By Hal Knight

From colonial times to the present America has struggled with race. It was self-evident to most white Americans in the eighteenth and nineteenth century that African Americans and Native Americans were racially inferior. Even some who opposed slavery nonetheless believed in white superiority. Early Methodism at first stood out for its more egalitarian approach, but as it grew exponentially it also began to reflect cultural norms rather than challenge them.
    
In America today most (though sadly, not all) people no longer believe in racial superiority nor do they have hatred for persons of other races. But racism persists in the assumptions we have about persons of other races or ethnicities, and in the almost instinctive patterns of behavior we exhibit to persons who are racially or ethnically different.
    
John Wesley is helpful to us in providing a Christian foundation for thinking about these problems. In his Thoughts Upon Slavery Wesley not only exposed the almost unbelievingly inhumane conditions on board slave ships, the often brutal treatment of slaves by their owners, and the degradation of slavery itself, both for slaves and masters. He also argued that Africans are in all respects equal to Europeans. Differences were the result of their respective cultures, not to racial inequality. “Certainly,” Wesley argued, “the African is in no respect inferior to the European.”
    
Wesley grounded his argument on four deeply Christian assumptions. First, all persons are created in the image of God. We are all part of a common humanity.
    
Second, all persons are recipients of the grace of God. Unlike some Calvinists who believed God’s grace is only given to the predestined elect, Wesley insisted God’s grace is universal. This teaching of prevenient grace became a hallmark of Methodism. Charles Wesley put it this way:

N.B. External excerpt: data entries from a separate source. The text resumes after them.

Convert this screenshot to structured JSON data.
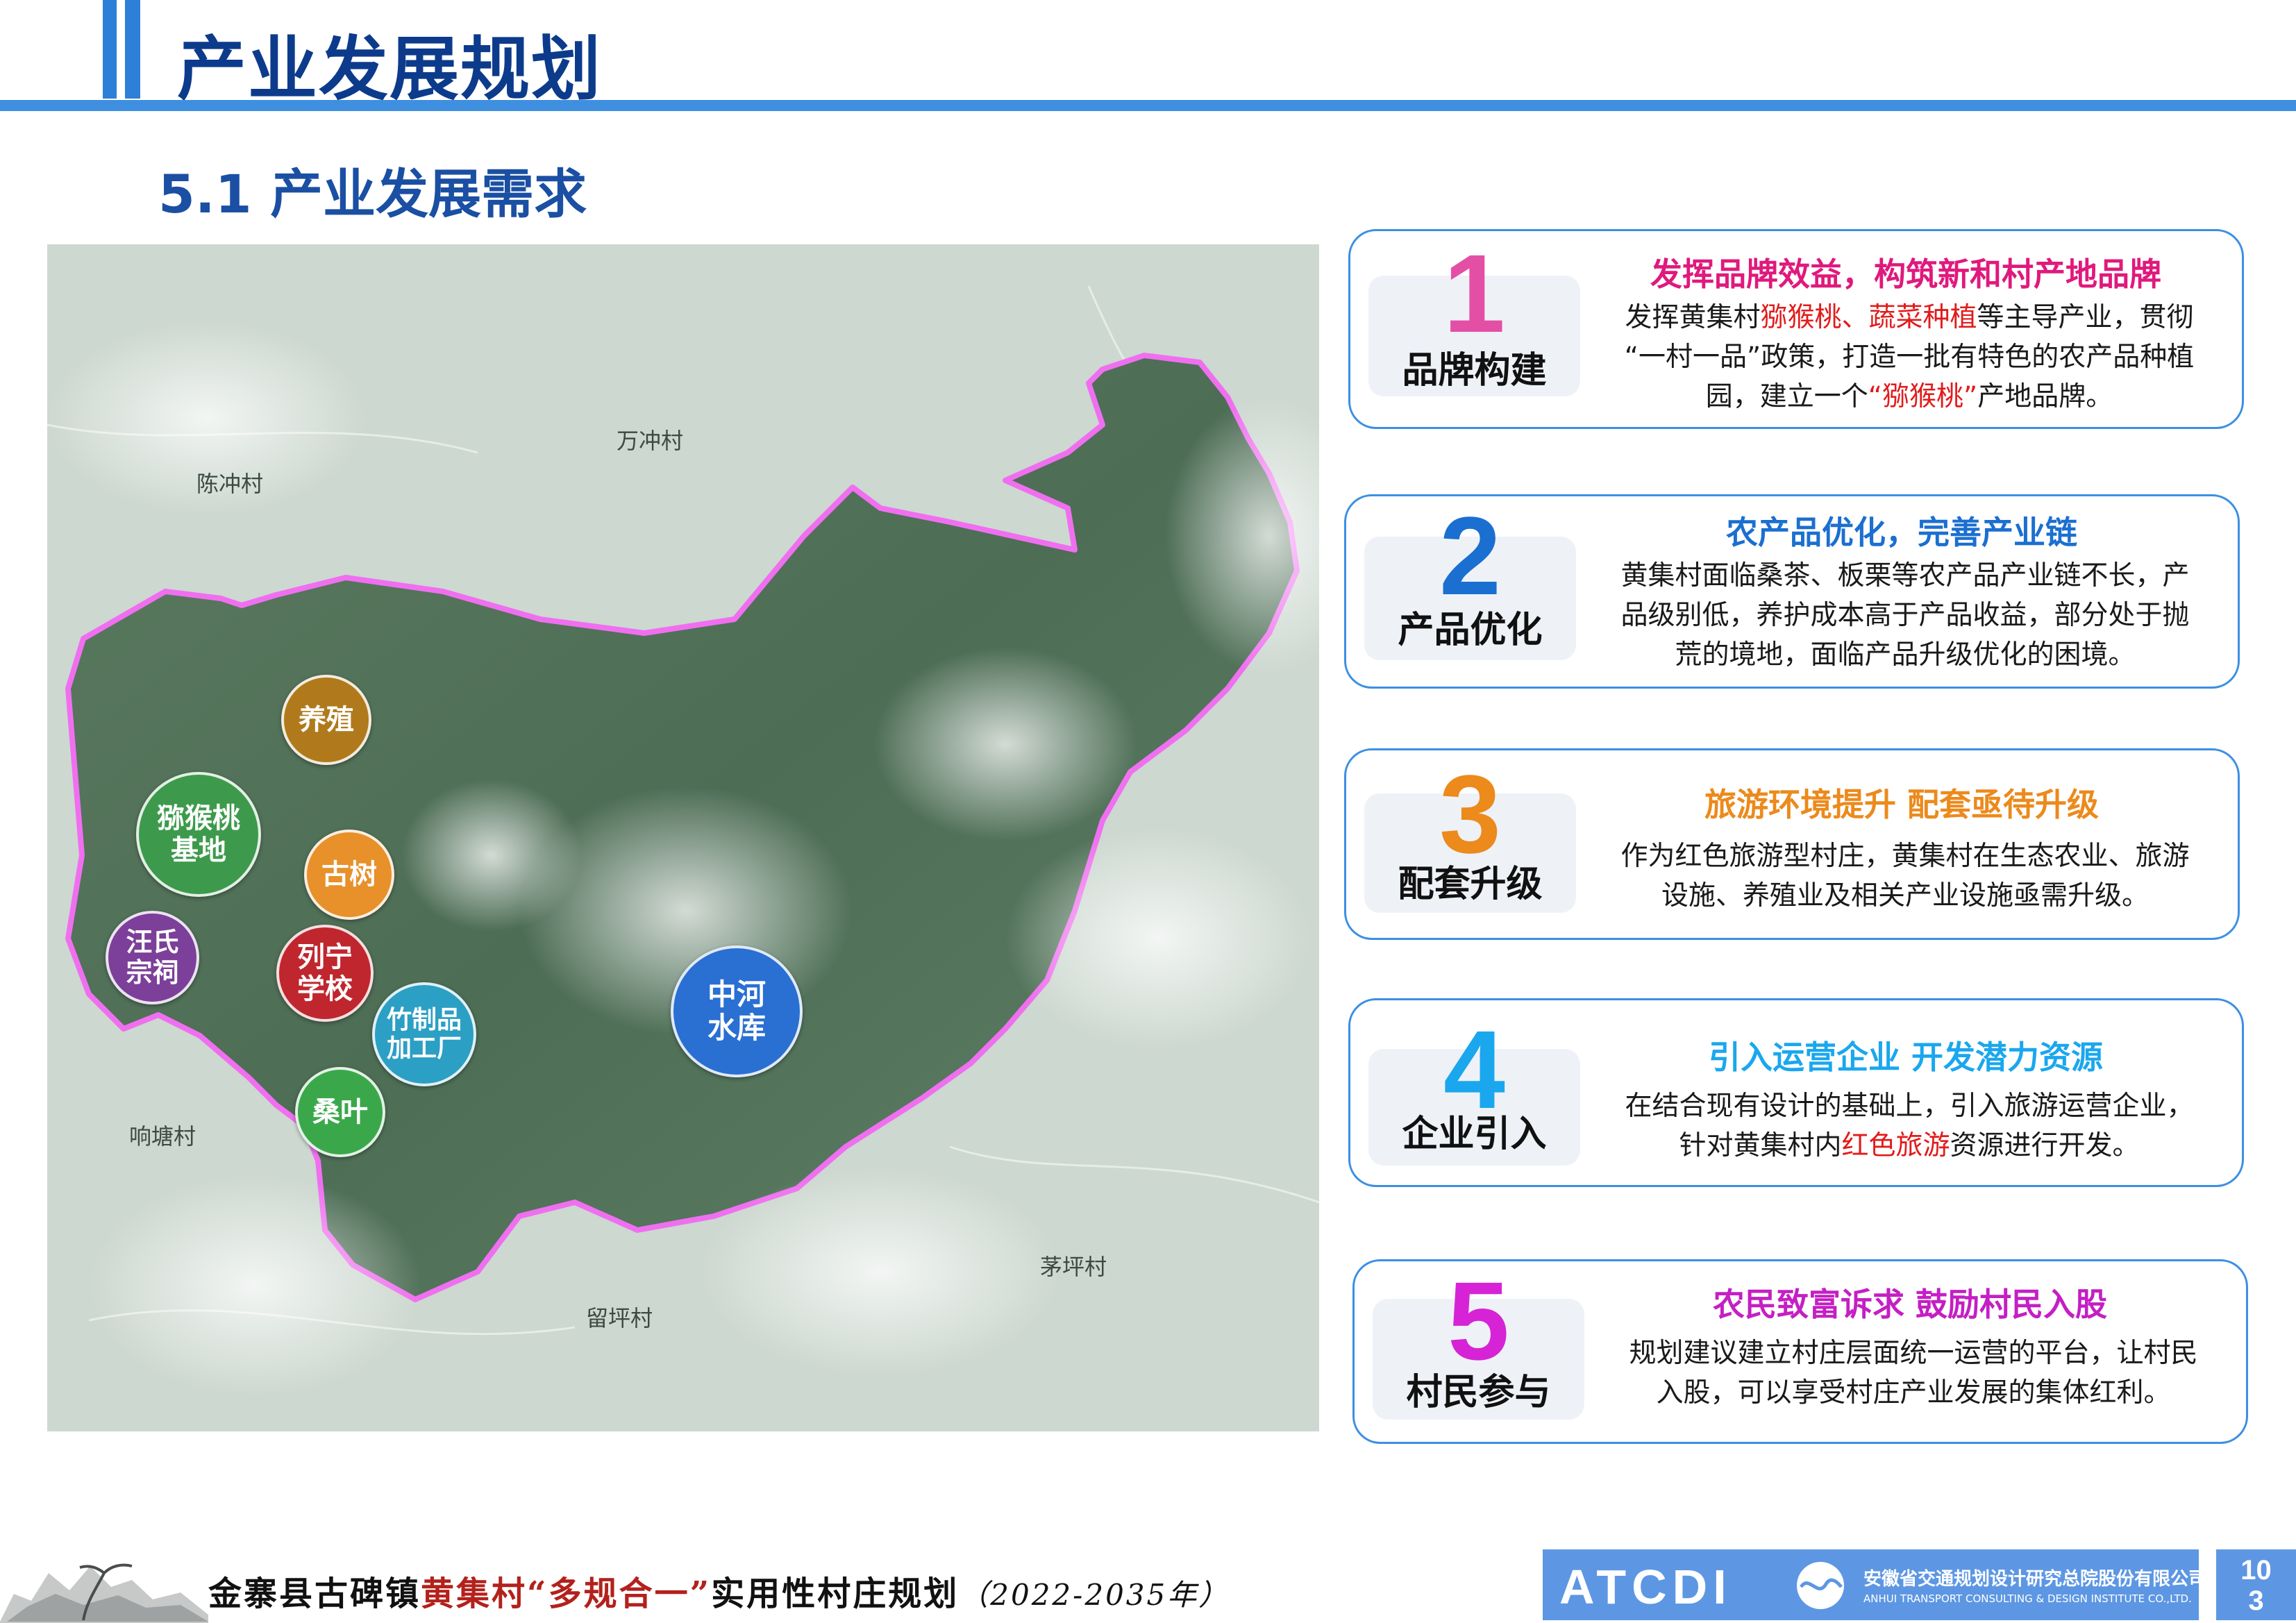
{
  "header": {
    "title": "产业发展规划"
  },
  "section": {
    "title": "5.1 产业发展需求"
  },
  "map": {
    "villages": {
      "chenchong": "陈冲村",
      "wanchong": "万冲村",
      "xiangtang": "响塘村",
      "liuping": "留坪村",
      "maoping": "茅坪村"
    },
    "markers": {
      "yangzhi": {
        "label": "养殖",
        "color": "#b07a1c"
      },
      "mihoutao_l1": "猕猴桃",
      "mihoutao_l2": "基地",
      "mihoutao_color": "#3d9a4c",
      "gushu": {
        "label": "古树",
        "color": "#e8902a"
      },
      "wangshi_l1": "汪氏",
      "wangshi_l2": "宗祠",
      "wangshi_color": "#7c3f9a",
      "liening_l1": "列宁",
      "liening_l2": "学校",
      "liening_color": "#c0262e",
      "zhuzhipin_l1": "竹制品",
      "zhuzhipin_l2": "加工厂",
      "zhuzhipin_color": "#2c9fc4",
      "sangye": {
        "label": "桑叶",
        "color": "#3aa84a"
      },
      "zhonghe_l1": "中河",
      "zhonghe_l2": "水库",
      "zhonghe_color": "#2a6fd2"
    },
    "boundary_color": "#f06ff0"
  },
  "cards": [
    {
      "number": "1",
      "number_color": "#e44fa6",
      "title_color": "#e0197d",
      "keyword": "品牌构建",
      "title": "发挥品牌效益，构筑新和村产地品牌",
      "b1": "发挥黄集村",
      "b1_red": "猕猴桃、蔬菜种植",
      "b2": "等主导产业，贯彻",
      "b3": "“一村一品”政策，打造一批有特色的农产品种植",
      "b4": "园，建立一个",
      "b4_red": "“猕猴桃”",
      "b5": "产地品牌。"
    },
    {
      "number": "2",
      "number_color": "#1b6fd0",
      "title_color": "#1b6fd0",
      "keyword": "产品优化",
      "title": "农产品优化，完善产业链",
      "l1": "黄集村面临桑茶、板栗等农产品产业链不长，产",
      "l2": "品级别低，养护成本高于产品收益，部分处于抛",
      "l3": "荒的境地，面临产品升级优化的困境。"
    },
    {
      "number": "3",
      "number_color": "#ec8a1c",
      "title_color": "#ec8a1c",
      "keyword": "配套升级",
      "title": "旅游环境提升 配套亟待升级",
      "l1": "作为红色旅游型村庄，黄集村在生态农业、旅游",
      "l2": "设施、养殖业及相关产业设施亟需升级。"
    },
    {
      "number": "4",
      "number_color": "#1aa7ee",
      "title_color": "#1aa7ee",
      "keyword": "企业引入",
      "title": "引入运营企业 开发潜力资源",
      "l1": "在结合现有设计的基础上，引入旅游运营企业，",
      "l2a": "针对黄集村内",
      "l2_red": "红色旅游",
      "l2b": "资源进行开发。"
    },
    {
      "number": "5",
      "number_color": "#d723d6",
      "title_color": "#c41fc4",
      "keyword": "村民参与",
      "title": "农民致富诉求 鼓励村民入股",
      "l1": "规划建议建立村庄层面统一运营的平台，让村民",
      "l2": "入股，可以享受村庄产业发展的集体红利。"
    }
  ],
  "footer": {
    "title_a": "金寨县古碑镇",
    "title_hl": "黄集村“多规合一”",
    "title_b": "实用性村庄规划",
    "years": "（2022-2035年）",
    "logo_text": "ATCDI",
    "company_cn": "安徽省交通规划设计研究总院股份有限公司",
    "company_en": "ANHUI TRANSPORT CONSULTING & DESIGN INSTITUTE CO.,LTD.",
    "page_l1": "10",
    "page_l2": "3"
  }
}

Come, sinners, to the gospel feast;
Let every soul be Jesus’ guest.
Ye need not one be left behind,
For God hath bid all humankind. 

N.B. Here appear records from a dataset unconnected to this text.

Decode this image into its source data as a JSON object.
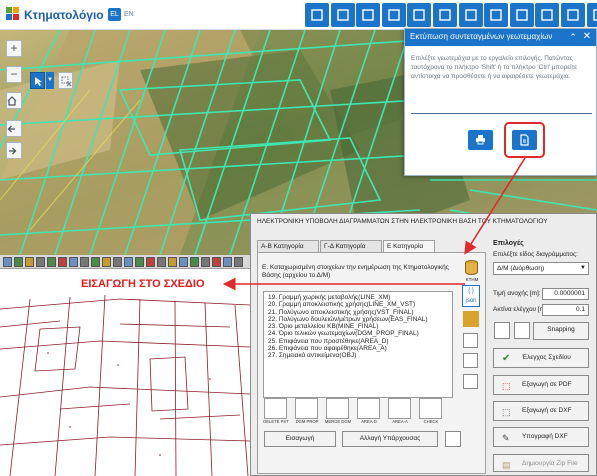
{
  "header": {
    "logo_text": "Κτηματολόγιο",
    "lang_active": "EL",
    "lang_other": "EN",
    "toolbar_icons": [
      "grid-icon",
      "layers-icon",
      "cursor-pencil-icon",
      "book-icon",
      "image-icon",
      "fill-icon",
      "ruler-icon",
      "draw-icon",
      "print-icon",
      "calculator-icon",
      "document-icon",
      "map-pin-icon"
    ]
  },
  "map_controls": {
    "zoom_in": "+",
    "zoom_out": "−"
  },
  "print_panel": {
    "title": "Εκτύπωση συντεταγμένων γεωτεμαχίων",
    "instructions": "Επιλέξτε γεωτεμάχια με το εργαλείο επιλογής. Πατώντας ταυτόχρονα το πλήκτρο 'Shift' ή το πλήκτρο 'Ctrl' μπορείτε αντίστοιχα να προσθέσετε ή να αφαιρέσετε γεωτεμάχια."
  },
  "cad": {
    "insert_label": "ΕΙΣΑΓΩΓΗ ΣΤΟ ΣΧΕΔΙΟ"
  },
  "dialog": {
    "title": "ΗΛΕΚΤΡΟΝΙΚΗ ΥΠΟΒΟΛΗ ΔΙΑΓΡΑΜΜΑΤΩΝ ΣΤΗΝ ΗΛΕΚΤΡΟΝΙΚΗ ΒΑΣΗ ΤΟΥ ΚΤΗΜΑΤΟΛΟΓΙΟΥ",
    "tabs": [
      "Α-Β Κατηγορία",
      "Γ-Δ Κατηγορία",
      "Ε Κατηγορία"
    ],
    "category_desc": "Ε. Καταχωρισμένη στοιχείων την ενημέρωση της Κτηματολογικής Βάσης (αρχείου το Δ/Μ)",
    "db_label": "ΚΤΗΜ",
    "json_label": "json",
    "layers": [
      "19. Γραμμή χωρικής μεταβολής(LINE_XM)",
      "20. Γραμμή αποκλειστικής χρήσης(LINE_XM_VST)",
      "21. Πολύγωνο αποκλειστικής χρήσης(VST_FINAL)",
      "22. Πολύγωνο δουλειών/μέτρων χρήσεων(EAS_FINAL)",
      "23. Όριο μεταλλείου ΚΒ(MINE_FINAL)",
      "24. Όριο τελικών γεωτεμαχίων(DGM_PROP_FINAL)",
      "25. Επιφάνεια που προστέθηκε(AREA_D)",
      "26. Επιφάνεια που αφαιρέθηκε(AREA_A)",
      "27. Σημειακά αντικείμενα(OBJ)"
    ],
    "list_tools": [
      "DELETE PST",
      "DGM PROP",
      "MERGE DGM",
      "AREA-D",
      "AREA-A",
      "CHECK"
    ],
    "insert_button": "Εισαγωγή",
    "change_button": "Αλλαγή Υπάρχουσας",
    "options": {
      "title": "Επιλογές",
      "prompt": "Επιλέξτε είδος διαγράμματος:",
      "diagram_type": "Δ/Μ (Διόρθωση)",
      "tolerance_label": "Τιμή ανοχής [m]:",
      "tolerance_value": "0.0000001",
      "radius_label": "Ακτίνα ελέγχου [m]:",
      "radius_value": "0.1",
      "snapping": "Snapping",
      "check_diagram": "Έλεγχος Σχεδίου",
      "export_pdf": "Εξαγωγή σε PDF",
      "export_dxf": "Εξαγωγή σε DXF",
      "sign_dxf": "Υπογραφή DXF",
      "create_zip": "Δημιουργία Zip File"
    }
  },
  "colors": {
    "accent_blue": "#1b74c9",
    "highlight_red": "#e0292c",
    "parcel_green": "#3fe6b0",
    "cad_line": "#8b1e2b"
  }
}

(The United Methodist Hymnal, #339)

Third, all persons are equally fallen into sin, but all persons can also receive salvation. We all can be forgiven of their sins through what Christ has done for us, and inwardly renewed in love by the work of the Holy Spirit in us. 
    
Finally, the ultimate ground for human equality is God’s love for everyone. Again, Charles Wesley expressed it most powerfully:

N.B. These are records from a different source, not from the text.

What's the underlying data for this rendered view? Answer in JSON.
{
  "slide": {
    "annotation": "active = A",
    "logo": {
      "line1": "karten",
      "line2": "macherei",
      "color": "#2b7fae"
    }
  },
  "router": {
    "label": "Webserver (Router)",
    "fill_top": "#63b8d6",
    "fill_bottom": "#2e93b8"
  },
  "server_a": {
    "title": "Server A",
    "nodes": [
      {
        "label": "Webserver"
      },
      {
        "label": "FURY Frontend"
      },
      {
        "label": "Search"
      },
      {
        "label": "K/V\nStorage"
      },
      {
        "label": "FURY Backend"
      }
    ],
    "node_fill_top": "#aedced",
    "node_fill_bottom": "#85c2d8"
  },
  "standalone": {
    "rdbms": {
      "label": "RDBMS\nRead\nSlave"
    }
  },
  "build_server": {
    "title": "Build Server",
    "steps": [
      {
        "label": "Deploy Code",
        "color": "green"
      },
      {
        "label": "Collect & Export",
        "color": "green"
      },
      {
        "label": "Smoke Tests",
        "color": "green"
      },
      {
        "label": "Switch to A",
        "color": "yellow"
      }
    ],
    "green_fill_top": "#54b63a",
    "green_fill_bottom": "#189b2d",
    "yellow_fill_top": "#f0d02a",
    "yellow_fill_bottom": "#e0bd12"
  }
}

’Tis Love, ’tis Love! Thou diedst for me,
pure, Universal Love thou art.
To me, to all, thou mercies move;
thy nature and thy name is love. (#386)
    
The question John and Charles Wesley asked then and would ask now is this: As the people of God, can the extent of our love be any less than that of our Lord and Savior, who has loved us and loved all, even unto death on a cross?
    
May God’s love fill our hearts and govern our lives, that we may faithfully reflect the image in which we were created.